MARTIN: I do want to talk a little bit about the fact that the environment in filmmaking in Hollywood, in the entertainment industry, is so roiled right now around so many of these issues around race and opportunity, around the way women are treated, the MeToo Movement. The LGBTQ community is speaking up particularly in the wake of the whole Kevin Hart thing with the Oscars and saying, you know what, we have something to say about how we’re depicted and represented. And as artists, I’m wondering, does this moment feel fertile or fraught?
MCCRANEY: I will say this. It feels like a time for community. I mean a lot of people are like, well, why a basketball film? Why a basketball film? Because one of my best friends felt really important and then made me see how really important it was. And community, to me, is the way — is how I’ve always wanted to create and make art. I’m really interested in working with my people and creating the stories that we need for our own nourishment right now.
MARTIN: Andre, what about you?
HOLLAND: It was fertile to me. It feels like there’s — there’s a window that’s open now and more and more people are going through it. But I don’t feel like I’ve ever been in a place where I felt completely just free to sort of do whatever I wanted to do. You know what I mean? I’ve always been aware of the pitfalls and I think maybe that’s a part of — I think that’s a version of vulnerability that we understand.
MARTIN: Well, Andre Holland, Tarell Alvin McCraney, thank you both so much for talking with us.
MCCRANEY: Thank you.
HOLLAND: Thank you for having us.
MCCRANEY: Thank you for having us.
About This Episode EXPAND
Christiane Amanpour speaks about climate change with Jay Inslee, the Governor of Washington; Anna Taylor, an environmental youth activist; and James Balog, an environmental photographer.

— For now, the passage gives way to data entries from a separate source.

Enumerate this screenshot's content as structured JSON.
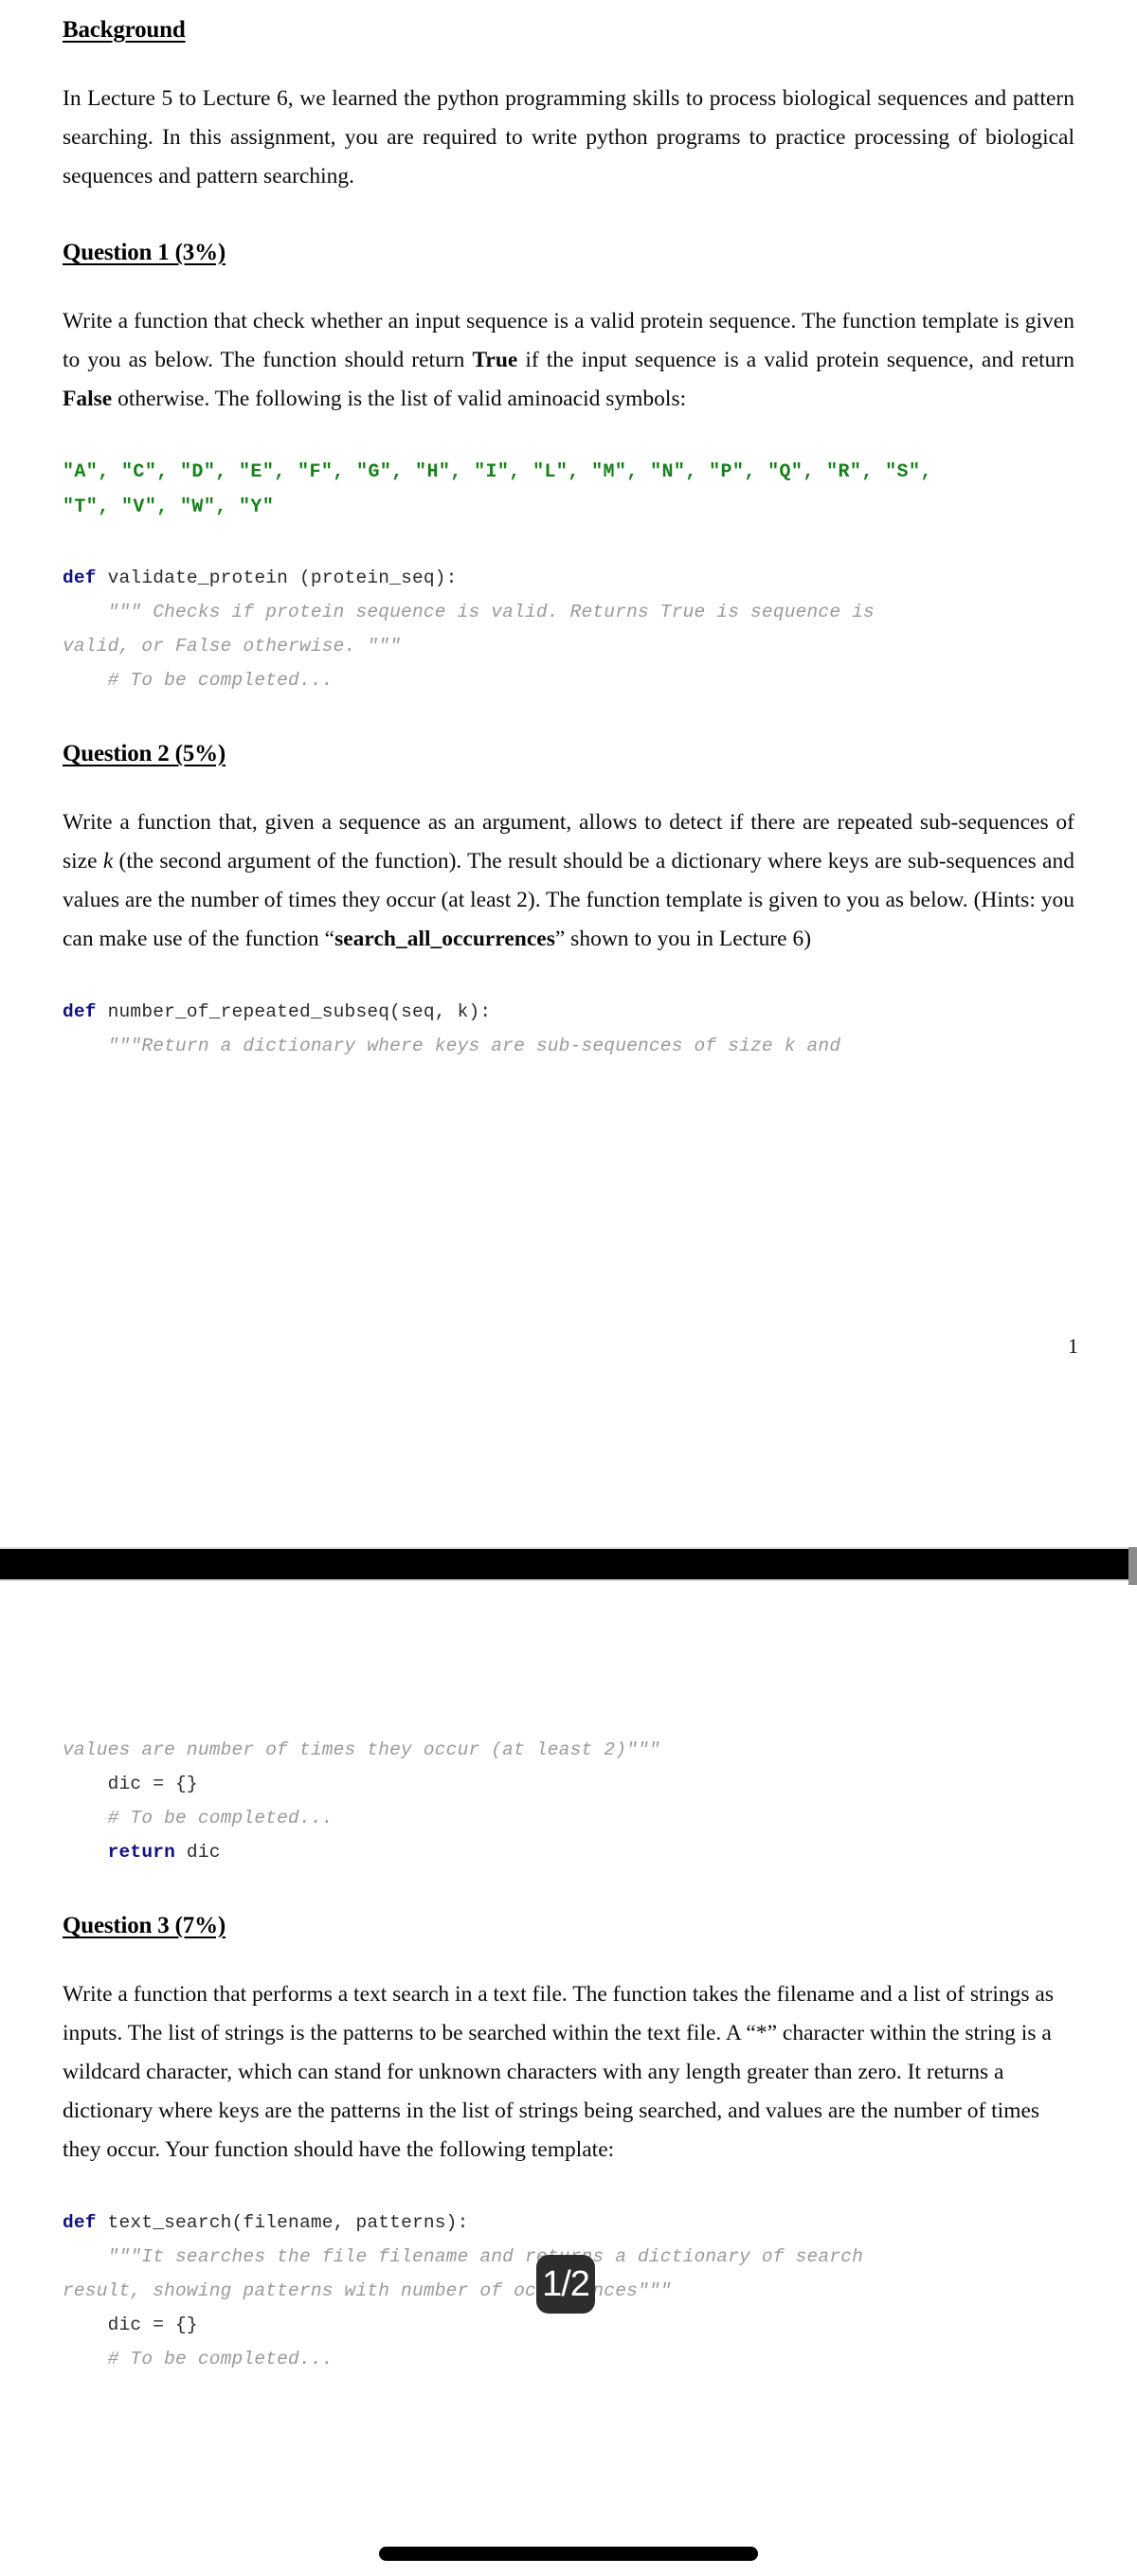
{
  "document": {
    "page_number_label": "1",
    "page_indicator": "1/2",
    "sections": {
      "background": {
        "heading": "Background",
        "body": "In Lecture 5 to Lecture 6, we learned the python programming skills to process biological sequences and pattern searching. In this assignment, you are required to write python programs to practice processing of biological sequences and pattern searching."
      },
      "question1": {
        "heading": "Question 1 (3%)",
        "body_part1": "Write a function that check whether an input sequence is a valid protein sequence. The function template is given to you as below. The function should return ",
        "body_bold1": "True",
        "body_part2": " if the input sequence is a valid protein sequence, and return ",
        "body_bold2": "False",
        "body_part3": " otherwise. The following is the list of valid aminoacid symbols:",
        "aminoacid_line1": "\"A\", \"C\", \"D\", \"E\", \"F\", \"G\", \"H\", \"I\", \"L\", \"M\", \"N\", \"P\", \"Q\", \"R\", \"S\",",
        "aminoacid_line2": "\"T\", \"V\", \"W\", \"Y\"",
        "code": {
          "def_keyword": "def",
          "signature": " validate_protein (protein_seq):",
          "docstring_line1": "    \"\"\" Checks if protein sequence is valid. Returns True is sequence is",
          "docstring_line2": "valid, or False otherwise. \"\"\"",
          "comment": "    # To be completed..."
        }
      },
      "question2": {
        "heading": "Question 2 (5%)",
        "body_part1": "Write a function that, given a sequence as an argument, allows to detect if there are repeated sub-sequences of size ",
        "body_italic1": "k",
        "body_part2": " (the second argument of the function). The result should be a dictionary where keys are sub-sequences and values are the number of times they occur (at least 2). The function template is given to you as below. (Hints: you can make use of the function “",
        "body_bold1": "search_all_occurrences",
        "body_part3": "” shown to you in Lecture 6)",
        "code": {
          "def_keyword": "def",
          "signature": " number_of_repeated_subseq(seq, k):",
          "docstring_line1": "    \"\"\"Return a dictionary where keys are sub-sequences of size k and",
          "docstring_line2": "values are number of times they occur (at least 2)\"\"\"",
          "assign_line": "    dic = {}",
          "comment": "    # To be completed...",
          "return_keyword": "    return",
          "return_value": " dic"
        }
      },
      "question3": {
        "heading": "Question 3 (7%)",
        "body": "Write a function that performs a text search in a text file. The function takes the filename and a list of strings as inputs. The list of strings is the patterns to be searched within the text file. A “*” character within the string is a wildcard character, which can stand for unknown characters with any length greater than zero. It returns a dictionary where keys are the patterns in the list of strings being searched, and values are the number of times they occur. Your function should have the following template:",
        "code": {
          "def_keyword": "def",
          "signature": " text_search(filename, patterns):",
          "docstring_line1": "    \"\"\"It searches the file filename and returns a dictionary of search",
          "docstring_line2": "result, showing patterns with number of occurrences\"\"\"",
          "assign_line": "    dic = {}",
          "comment": "    # To be completed..."
        }
      }
    }
  },
  "colors": {
    "keyword": "#11117f",
    "string_green": "#17801b",
    "comment_gray": "#9a9a9a",
    "page_indicator_bg": "#2d2d2d"
  }
}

Michel Martin speaks with Tarell Alvin McCraney & Andre Holland, the screenwriter and executive producer of “High Flying Bird.”LEARN MORE